Strength for the Greenback After the Fed’s Statement
The dollar has held steady or advanced slightly in most of its pairs after the Fed kept the funds rate at 5.25-5.5% on Wednesday 20 September as expected. The main new information for traders from the press conference was the hint of one more hike by the end of the year, something which isn’t currently priced in. This article summarises the situation for monetary policy in the USA and briefly analyses the charts of gold and euro-dollar.
The Fed’s statement came with the familiar language of uncertainty, assessing new information and strong commitment to bring inflation back to 2% in the medium to long term. It also indicated that rates will remain higher for longer, which was fairly widely expected. However, traders were somewhat surprised by Dr Powell’s comment during the press conference that ‘we have more to do with rates’. That would appear to signal an upcoming hike, but traders aren’t pricing this in yet:
As of 22 September, fewer than a third of participants expect the Fed to call for a hike at its next meeting in November. The majority still expects the current 5.25-5.5% to be the peak of this cycle of tightening; however, the consensus for the first cut has now moved back to July 2024.
Overall, economic conditions in the USA are much less bad than had been anticipated around this time last year or in early 2023. Job data and GDP remain decent considering how high and how quickly the funds rate has gone up. The Fed can also highlight strong progress on inflation without resting on its laurels yet:
Although PCE moved up in July, that came in the context of an overall strong downtrend. It appears that the recent rise in the rate of inflation in the USA and various other countries is primarily due to gains by crude oil rather than other underlying factors like persistent high demand.

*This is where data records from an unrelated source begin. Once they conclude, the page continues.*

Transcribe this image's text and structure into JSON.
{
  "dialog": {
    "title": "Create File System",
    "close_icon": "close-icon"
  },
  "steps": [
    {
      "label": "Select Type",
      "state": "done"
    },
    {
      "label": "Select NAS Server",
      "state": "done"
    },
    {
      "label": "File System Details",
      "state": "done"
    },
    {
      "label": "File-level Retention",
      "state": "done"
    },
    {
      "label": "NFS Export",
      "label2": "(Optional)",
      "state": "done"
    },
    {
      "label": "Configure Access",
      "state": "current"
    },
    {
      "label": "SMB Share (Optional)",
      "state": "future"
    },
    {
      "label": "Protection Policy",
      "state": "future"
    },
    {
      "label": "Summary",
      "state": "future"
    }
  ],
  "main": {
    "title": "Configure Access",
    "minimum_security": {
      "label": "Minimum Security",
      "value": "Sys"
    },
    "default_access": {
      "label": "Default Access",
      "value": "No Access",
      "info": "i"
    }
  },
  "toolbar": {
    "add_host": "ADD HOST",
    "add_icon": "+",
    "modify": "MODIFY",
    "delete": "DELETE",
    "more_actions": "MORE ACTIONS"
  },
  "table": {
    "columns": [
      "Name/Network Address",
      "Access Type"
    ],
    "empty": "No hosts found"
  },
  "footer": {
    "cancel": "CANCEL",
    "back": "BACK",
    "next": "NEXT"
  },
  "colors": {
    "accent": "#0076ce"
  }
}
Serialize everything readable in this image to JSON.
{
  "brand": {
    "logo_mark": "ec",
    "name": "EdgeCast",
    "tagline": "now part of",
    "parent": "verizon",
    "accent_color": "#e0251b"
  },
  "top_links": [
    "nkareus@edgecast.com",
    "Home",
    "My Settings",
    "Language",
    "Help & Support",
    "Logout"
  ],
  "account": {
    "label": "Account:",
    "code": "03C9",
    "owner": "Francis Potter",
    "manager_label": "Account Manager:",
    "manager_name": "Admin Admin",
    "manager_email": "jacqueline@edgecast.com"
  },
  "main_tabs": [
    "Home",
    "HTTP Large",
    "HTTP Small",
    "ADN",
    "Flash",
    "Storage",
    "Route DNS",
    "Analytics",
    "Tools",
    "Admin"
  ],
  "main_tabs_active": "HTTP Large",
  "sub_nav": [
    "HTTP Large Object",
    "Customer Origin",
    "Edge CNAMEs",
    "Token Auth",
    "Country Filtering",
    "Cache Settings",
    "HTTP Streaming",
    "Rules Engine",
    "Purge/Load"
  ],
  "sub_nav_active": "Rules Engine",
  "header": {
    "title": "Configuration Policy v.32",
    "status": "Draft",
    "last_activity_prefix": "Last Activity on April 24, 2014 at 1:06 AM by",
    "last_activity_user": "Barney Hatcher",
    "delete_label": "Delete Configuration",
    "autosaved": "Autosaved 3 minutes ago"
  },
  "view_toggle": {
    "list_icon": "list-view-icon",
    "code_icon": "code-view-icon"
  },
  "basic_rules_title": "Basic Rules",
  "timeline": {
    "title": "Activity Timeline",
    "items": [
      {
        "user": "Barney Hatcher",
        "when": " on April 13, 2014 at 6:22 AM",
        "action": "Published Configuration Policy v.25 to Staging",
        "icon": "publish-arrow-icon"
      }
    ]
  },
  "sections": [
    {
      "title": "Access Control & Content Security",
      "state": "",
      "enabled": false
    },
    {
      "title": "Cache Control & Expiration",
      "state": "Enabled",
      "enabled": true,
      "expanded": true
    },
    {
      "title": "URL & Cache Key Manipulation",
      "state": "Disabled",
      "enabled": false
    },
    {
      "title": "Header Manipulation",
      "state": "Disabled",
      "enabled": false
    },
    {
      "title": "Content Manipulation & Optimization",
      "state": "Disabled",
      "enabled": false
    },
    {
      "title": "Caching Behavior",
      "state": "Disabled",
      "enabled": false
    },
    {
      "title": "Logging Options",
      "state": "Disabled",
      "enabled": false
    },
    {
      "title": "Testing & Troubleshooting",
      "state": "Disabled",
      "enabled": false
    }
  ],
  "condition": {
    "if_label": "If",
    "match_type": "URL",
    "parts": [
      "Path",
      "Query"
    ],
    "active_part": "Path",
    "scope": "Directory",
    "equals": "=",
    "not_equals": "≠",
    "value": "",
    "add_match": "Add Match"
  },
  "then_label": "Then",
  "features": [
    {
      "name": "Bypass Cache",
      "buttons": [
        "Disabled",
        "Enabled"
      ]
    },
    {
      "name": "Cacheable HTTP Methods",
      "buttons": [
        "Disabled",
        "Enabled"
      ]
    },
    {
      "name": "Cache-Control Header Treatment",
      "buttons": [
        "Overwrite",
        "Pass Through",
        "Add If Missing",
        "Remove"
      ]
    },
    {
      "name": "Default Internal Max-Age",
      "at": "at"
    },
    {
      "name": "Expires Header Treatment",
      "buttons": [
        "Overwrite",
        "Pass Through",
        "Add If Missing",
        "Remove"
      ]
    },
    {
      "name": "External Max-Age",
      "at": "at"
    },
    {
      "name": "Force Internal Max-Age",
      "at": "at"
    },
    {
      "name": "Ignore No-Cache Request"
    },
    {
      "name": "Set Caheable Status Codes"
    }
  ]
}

The Fed remains very cautious about economic projections. When asked whether people should expect a soft landing as the base case, Dr Powell was unusually direct with his answer: ‘No, I would not do that. I’ve always thought that the soft landing was a plausible outcome, that there was a path to a soft landing. It’s also possible that the path has narrowed and widened.’
This particular comment might drive traders to focus more closely on 27 September’s final GDP for the second quarter. The consensus on Friday 22 September was 2.2% against the second estimate of 2%. If that’s right, the dollar might stand to gain further as participants could start to price in another hike in November or December.
Gold’s volatility was around the average for a meeting of the Fed because the result was more-or-less a foregone conclusion, although traders do seem to be taking more seriously the chances of a hike in the fourth quarter. The yellow metal has generally faced headwinds this quarter as economic projections became less gloomy. Even though the tightening cycle elsewhere also seems to be nearing its end, ‘high for longer’ is likely.
The current sideways trend between the 23.6% and 38.2% weekly Fibonacci retracements seems likely to hold in the runup to GDP data. Volume hasn’t strongly returned from summer’s lull and the moving averages are bunched closely together. The clear rejection of $1,940 after the Fed’s statement with a very large wick might suggest further losses in the medium term. However, traders looking to sell need to be aware of the potential for a false breakout around $1,900, a key psychological support and the area of the 38.2% Fibo.
Euro-dollar reached a nine-month low last week amid the relative hawkishness from the Fed, growing likelihood that the ECB might pause hiking and the lacklustre PMI from the eurozone. Philip Lane, the ECB’s Chief Economist, specifically commented that pressure on inflation from pay hikes is starting to subside.
Euro-dollar’s downtrend is clearly still active but consolidation and possibly a small bounce seem favourable before another significant leg down. May’s intraday low around $1.06 hasn’t been broken yet and the area of the 100% Fibonacci retracement based on 2020’s strong uptrend is still in view. Oversold conditions have also been dominant over the summer. Traders highlighting the death cross of the 50 SMA from Bands below the 100 and 200 SMAs as evidence for negativity might do well to wait for an entry higher or use a sell limit, derisking the trade somewhat compared to entering around the current extreme.
The opinions in this article are personal to the writer. They do not reflect those of Exness or FX Empire.